by Ullik Rouk

Should Voucher Programs Be Accountable for Achieving State Standards?

Private schools have traditionally operated outside the scope of public authority. They do not report their achievement results or how they use their funds. As more public dollars flow into private schools, one question that will increasingly surface is, "How are these funds being used?"

A Gallup poll in 1998 showed that of the 44 percent of the respondents who were in favor of private school choice, 75 percent agreed that "private or church-related schools that accept government tuition payments should be accountable to the state in the way public schools are accountable." Advocates of more stringent reporting requirements argue that a lack of clear accountability interferes with the public’s ability to evaluate whether or not continuing vouchers is good public policy.

Different Schools Aim for Different Goals
The question of whether private schools ought to be accountable to the public for their use of public funds continues to challenge policymakers. A 1998 U.S. Department of Education report, conducted at the request of Congress, stated that private and religious schools were unlikely to participate in a voucher program that would require them to meet the same accountability standards required of public schools. Those key areas included admissions, student testing, curriculum, and religious training (Muraskin, Fried, & Lahring, 1998). Private schools maintain that the marketplace is a sufficient measure of their performance. Those private schools that hew to the higher standards that parents are looking for will draw growing numbers of students; those that don’t live up to expectations will simply go out of business.

A 1998 U.S. Department of Education report stated that private and religious schools were unlikely to participate in a voucher program that would require them to meet the same accountability standards required of public schools.

Accountability questions revolve around such matters as what outcomes to look for in voucher programs, how to measure them, and how to handle schools that fail to live up to their promises. These issues can be technically or logistically difficult for public schools. For private schools, the major question becomes, "How fair is it to measure and compare student achievement when the goals of education may differ from school to school?" For example, while educational standards and achievement are always important, some parents send their children to private schools for other reasons, such as school safety, a particular pedagogical orientation or special program, or religious training and philosophical reinforcement. Accountability demands, then, could change the very nature of private schools, interfering with the missions and curricula that have made them a unique and valuable part of education in the United States.

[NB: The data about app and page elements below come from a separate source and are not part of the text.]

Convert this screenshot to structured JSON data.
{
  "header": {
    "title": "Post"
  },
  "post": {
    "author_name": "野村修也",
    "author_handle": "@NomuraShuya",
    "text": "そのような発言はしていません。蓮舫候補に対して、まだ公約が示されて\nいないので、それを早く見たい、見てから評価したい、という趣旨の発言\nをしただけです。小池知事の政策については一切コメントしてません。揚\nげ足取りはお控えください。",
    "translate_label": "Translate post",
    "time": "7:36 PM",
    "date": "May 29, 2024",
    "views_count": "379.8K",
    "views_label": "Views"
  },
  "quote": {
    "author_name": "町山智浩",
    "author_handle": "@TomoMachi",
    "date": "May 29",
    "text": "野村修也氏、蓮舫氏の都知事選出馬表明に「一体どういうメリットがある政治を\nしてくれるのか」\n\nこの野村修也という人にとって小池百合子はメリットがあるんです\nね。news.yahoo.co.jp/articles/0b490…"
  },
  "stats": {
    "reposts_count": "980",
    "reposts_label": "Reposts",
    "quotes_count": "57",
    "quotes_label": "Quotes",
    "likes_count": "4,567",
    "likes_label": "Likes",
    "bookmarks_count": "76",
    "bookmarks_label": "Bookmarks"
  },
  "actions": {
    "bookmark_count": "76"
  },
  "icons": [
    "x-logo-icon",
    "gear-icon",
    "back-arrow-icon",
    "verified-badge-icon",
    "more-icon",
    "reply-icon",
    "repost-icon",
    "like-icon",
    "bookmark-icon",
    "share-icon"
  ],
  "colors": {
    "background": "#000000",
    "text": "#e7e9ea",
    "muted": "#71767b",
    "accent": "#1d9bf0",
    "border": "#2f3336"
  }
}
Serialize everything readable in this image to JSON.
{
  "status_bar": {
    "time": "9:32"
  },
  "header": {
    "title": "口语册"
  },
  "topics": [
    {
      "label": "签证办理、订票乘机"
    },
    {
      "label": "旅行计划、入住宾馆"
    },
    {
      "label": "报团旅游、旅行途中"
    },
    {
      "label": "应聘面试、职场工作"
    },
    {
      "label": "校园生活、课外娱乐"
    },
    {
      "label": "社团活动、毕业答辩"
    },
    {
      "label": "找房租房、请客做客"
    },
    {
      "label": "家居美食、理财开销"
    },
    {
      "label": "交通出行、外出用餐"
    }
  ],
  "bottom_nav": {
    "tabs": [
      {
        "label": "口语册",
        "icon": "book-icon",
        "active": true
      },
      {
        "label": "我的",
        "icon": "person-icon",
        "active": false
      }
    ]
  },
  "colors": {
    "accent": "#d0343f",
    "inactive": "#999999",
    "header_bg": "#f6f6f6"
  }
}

States’ Oversight Varies
So far, voucher programs have addressed these dilemmas in different ways. In Florida, participating private schools are not graded as are public schools under the state’s accountability system, but students using vouchers do have to take state tests.

Legislation expanding Milwaukee’s vouchers to include religious schools specifically eliminated the requirement that the state superintendent of schools conduct annual performance evaluations of private schools that received voucher students. The only requirement is an evaluation of the voucher program to be submitted to the legislature. Nor do private school teachers have to be certified, curricula reviewed, or private schools accredited by any outside agency.

Milwaukee private schools accepting vouchers, however, must meet other requirements. They cannot discriminate against disabled students, for instance. Also, they must provide at least 875 hours of instruction each year in reading, language arts, mathematics, social studies, science, and health, and meet all the health and safety laws or codes that apply to Wisconsin public schools. The Wisconsin legislature also specified in 1998 that schools receiving vouchers submit an independent financial audit annually and, in the case of religious schools, allow parents to exclude their children from religious activities.

In addition, to continue participating in a voucher program, a private school in Milwaukee must meet one of four requirements (Wisconsin Education Association Council, n.d.)

  • At least 70 percent of voucher students must advance one grade level.
  • Voucher students at the school must, on average, have at least a 90 percent or better attendance rate.
  • A school must certify that at least 80 percent of its voucher students demonstrate "significant academic progress"—although the state does not define how that progress should be measured.
  • At least 70 percent of families of voucher students must meet the school’s own criteria for parental involvement.

Next Page: Vouchers Add Costs

Published in Insights on Educational Policy, Practice, and Research Number 12, September 2000, Vouchers: Yea or Nay